Quick facts for kidsNodding lady's tresses
Spiranthes cernua, commonly called the nodding lady's tresses, is a species of orchid occurring from Maritime Canada to the eastern and southern United States. As the common name suggests cernua means "nodding," or "bowed" in Latin.
Spiranthes cernua has long been described as a species complex, exhibiting different morphologies throughout its range. Charles Sheviak, now retired curator of the New York State Museum Herbarium, explored this diversity in great detail, eventually describing Spiranthes magnicamporum to represent large, later-flowering individuals with tuberous roots from the Midwest. More recently, molecular and morphological work has recognized additional cryptic species in need of description; these newly recognized species are sometimes not closely related to S. cernua.

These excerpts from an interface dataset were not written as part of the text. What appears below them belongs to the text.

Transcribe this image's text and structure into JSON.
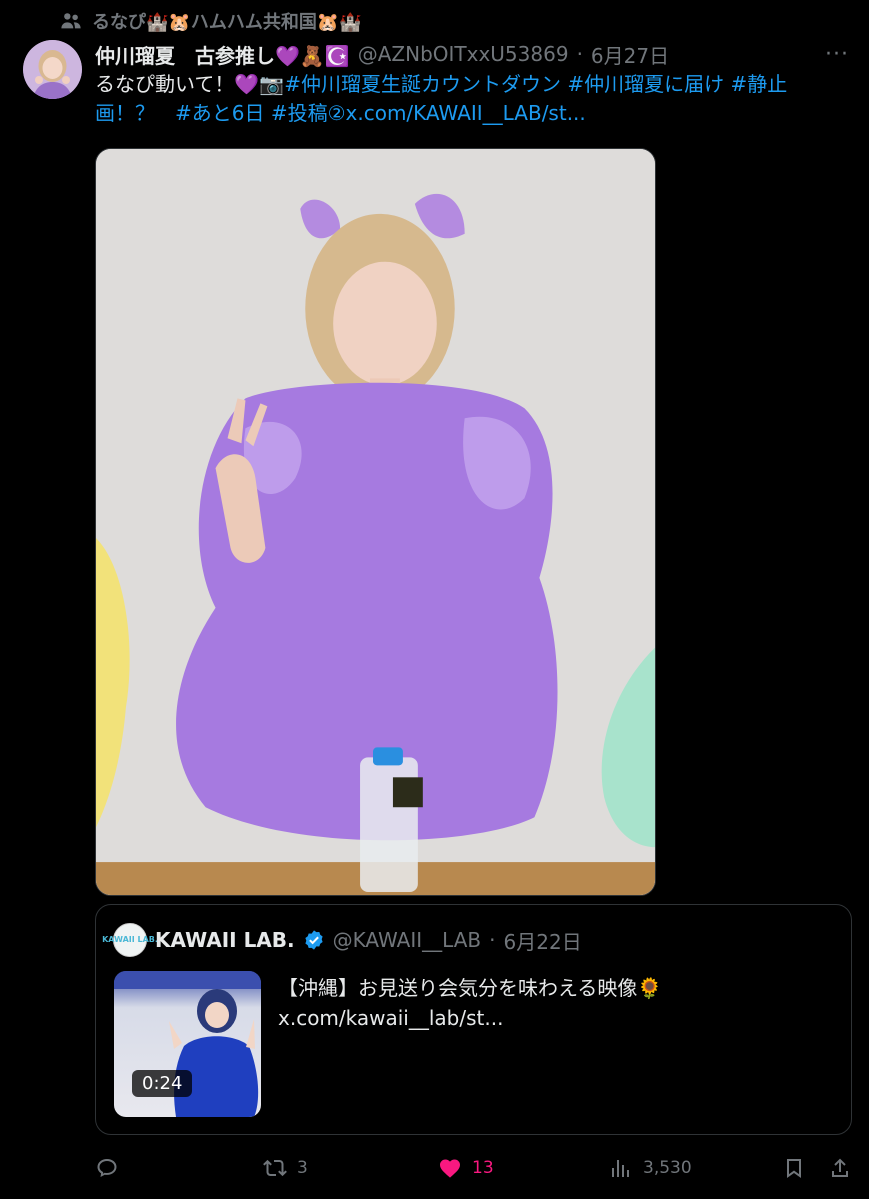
{
  "social_context": {
    "icon": "people-icon",
    "text": "るなぴ🏰🐹ハムハム共和国🐹🏰"
  },
  "author": {
    "display_name": "仲川瑠夏　古参推し💜🧸☪️",
    "handle": "@AZNbOITxxU53869",
    "date": "6月27日"
  },
  "more_label": "···",
  "tweet_text": {
    "plain": "るなぴ動いて！💜📷",
    "hashtags": "#仲川瑠夏生誕カウントダウン #仲川瑠夏に届け #静止画！？　#あと6日 #投稿②x.com/KAWAII__LAB/st..."
  },
  "quote": {
    "avatar_text": "KAWAII LAB.",
    "name": "KAWAII LAB.",
    "verified_icon": "verified-badge-icon",
    "handle": "@KAWAII__LAB",
    "date": "6月22日",
    "text": "【沖縄】お見送り会気分を味わえる映像🌻 x.com/kawaii__lab/st...",
    "video_duration": "0:24"
  },
  "actions": {
    "reply": {
      "icon": "reply-icon",
      "count": ""
    },
    "repost": {
      "icon": "repost-icon",
      "count": "3"
    },
    "like": {
      "icon": "heart-icon",
      "count": "13",
      "active": true
    },
    "views": {
      "icon": "views-icon",
      "count": "3,530"
    },
    "bookmark": {
      "icon": "bookmark-icon"
    },
    "share": {
      "icon": "share-icon"
    }
  },
  "colors": {
    "background": "#000000",
    "text": "#e7e9ea",
    "muted": "#71767b",
    "link": "#1d9bf0",
    "like": "#f91880",
    "border": "#2f3336"
  }
}
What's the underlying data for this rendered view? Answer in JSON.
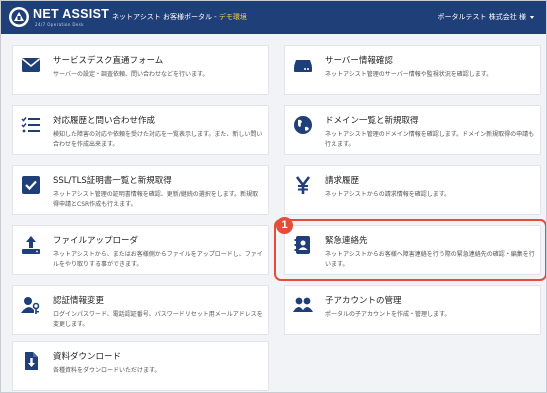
{
  "header": {
    "brand": "NET ASSIST",
    "brand_sub": "24/7 Operation Desk",
    "portal_title": "ネットアシスト お客様ポータル - ",
    "demo_label": "デモ環境",
    "user": "ポータルテスト 株式会社 様"
  },
  "cards": [
    {
      "title": "サービスデスク直通フォーム",
      "desc": "サーバーの設定・調査依頼、問い合わせなどを行います。",
      "icon": "mail-icon"
    },
    {
      "title": "サーバー情報確認",
      "desc": "ネットアシスト管理のサーバー情報や監視状況を確認します。",
      "icon": "server-icon"
    },
    {
      "title": "対応履歴と問い合わせ作成",
      "desc": "検知した障害の対応や依頼を受けた対応を一覧表示します。また、新しい問い合わせを作成出来ます。",
      "icon": "list-icon"
    },
    {
      "title": "ドメイン一覧と新規取得",
      "desc": "ネットアシスト管理のドメイン情報を確認します。ドメイン新規取得の申請も行えます。",
      "icon": "globe-icon"
    },
    {
      "title": "SSL/TLS証明書一覧と新規取得",
      "desc": "ネットアシスト管理の証明書情報を確認、更新/継続の選択をします。新規取得申請とCSR作成も行えます。",
      "icon": "checkbox-icon"
    },
    {
      "title": "請求履歴",
      "desc": "ネットアシストからの請求情報を確認します。",
      "icon": "yen-icon"
    },
    {
      "title": "ファイルアップローダ",
      "desc": "ネットアシストから、またはお客様側からファイルをアップロードし、ファイルをやり取りする事ができます。",
      "icon": "upload-icon"
    },
    {
      "title": "緊急連絡先",
      "desc": "ネットアシストからお客様へ障害連絡を行う際の緊急連絡先の確認・編集を行います。",
      "icon": "contact-book-icon"
    },
    {
      "title": "認証情報変更",
      "desc": "ログインパスワード、電話認証番号、パスワードリセット用メールアドレスを変更します。",
      "icon": "user-key-icon"
    },
    {
      "title": "子アカウントの管理",
      "desc": "ポータルの子アカウントを作成・管理します。",
      "icon": "users-icon"
    },
    {
      "title": "資料ダウンロード",
      "desc": "各種資料をダウンロードいただけます。",
      "icon": "download-file-icon"
    }
  ],
  "callout": {
    "number": "1"
  },
  "colors": {
    "header": "#1f3f78",
    "icon": "#1f3f78",
    "highlight": "#e24e3a",
    "demo": "#f5d14b"
  }
}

Broadly, the Spiranthes cernua species complex includes:
- Spiranthes arcisepala (Appalachian Mountains and eastern Great Lakes Basin)

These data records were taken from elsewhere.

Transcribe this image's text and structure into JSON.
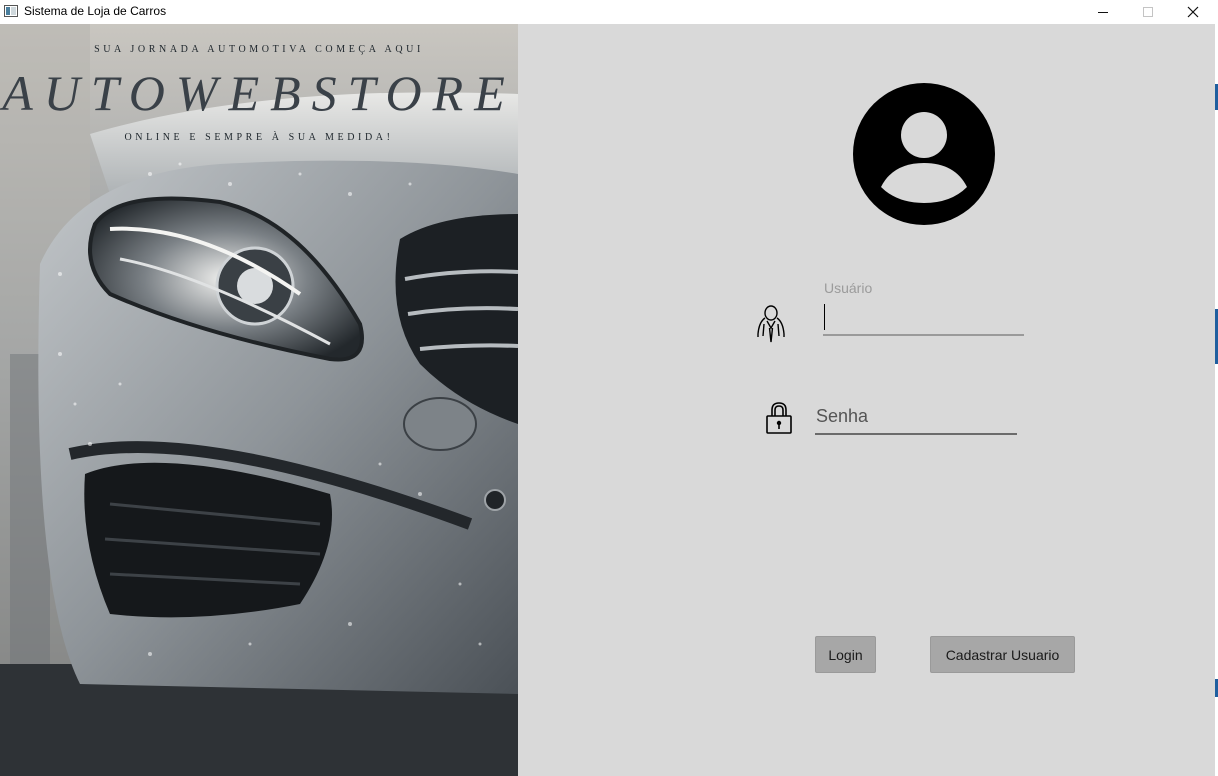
{
  "window": {
    "title": "Sistema de Loja de Carros",
    "controls": [
      "minimize-icon",
      "maximize-icon",
      "close-icon"
    ]
  },
  "hero": {
    "tagline_top": "SUA JORNADA AUTOMOTIVA COMEÇA AQUI",
    "brand": "AUTOWEBSTORE",
    "tagline_bottom": "ONLINE E SEMPRE À SUA MEDIDA!",
    "image": "silver-car-front-photo"
  },
  "login": {
    "avatar_icon": "account-circle-icon",
    "username": {
      "label": "Usuário",
      "value": "",
      "icon": "user-person-icon"
    },
    "password": {
      "placeholder": "Senha",
      "value": "",
      "icon": "padlock-icon"
    },
    "login_button": "Login",
    "register_button": "Cadastrar Usuario"
  },
  "colors": {
    "panel_background": "#d9d9d9",
    "button_background": "#a7a7a7"
  }
}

- Spiranthes cernua sensu stricto
- Spiranthes incurva (ancient hybrid between S. cernua s.s. and S. magnicamporum, Great Lakes Basin, northern Ohio River Valley, and Great Plains)
- Spiranthes magnicamporum (Great Plains ladies's tresses)
- Spiranthes niklasii (ancient hybrid between S. cernua and S. ovalis, Ouachita Mountains and Crowley's Ridge, Arkansas)
- Spiranthes ochroleuca (Appalachian Mountains and eastern Great Lakes Basin)
- Spiranthes ×kapnosperia (hybrid between S. cernua and S. ochroleuca, Great Smoky Mountains region)
A commonly cultivated variety is Spiranthes cernua 'Chadds Ford', grown because of its larger flowers, ease of cultivation, and other merits.
This species blooms in the autumn, and is commonly found along roadsides and pond edges.
Spiranthes cernua Facts for Kids. Kiddle Encyclopedia.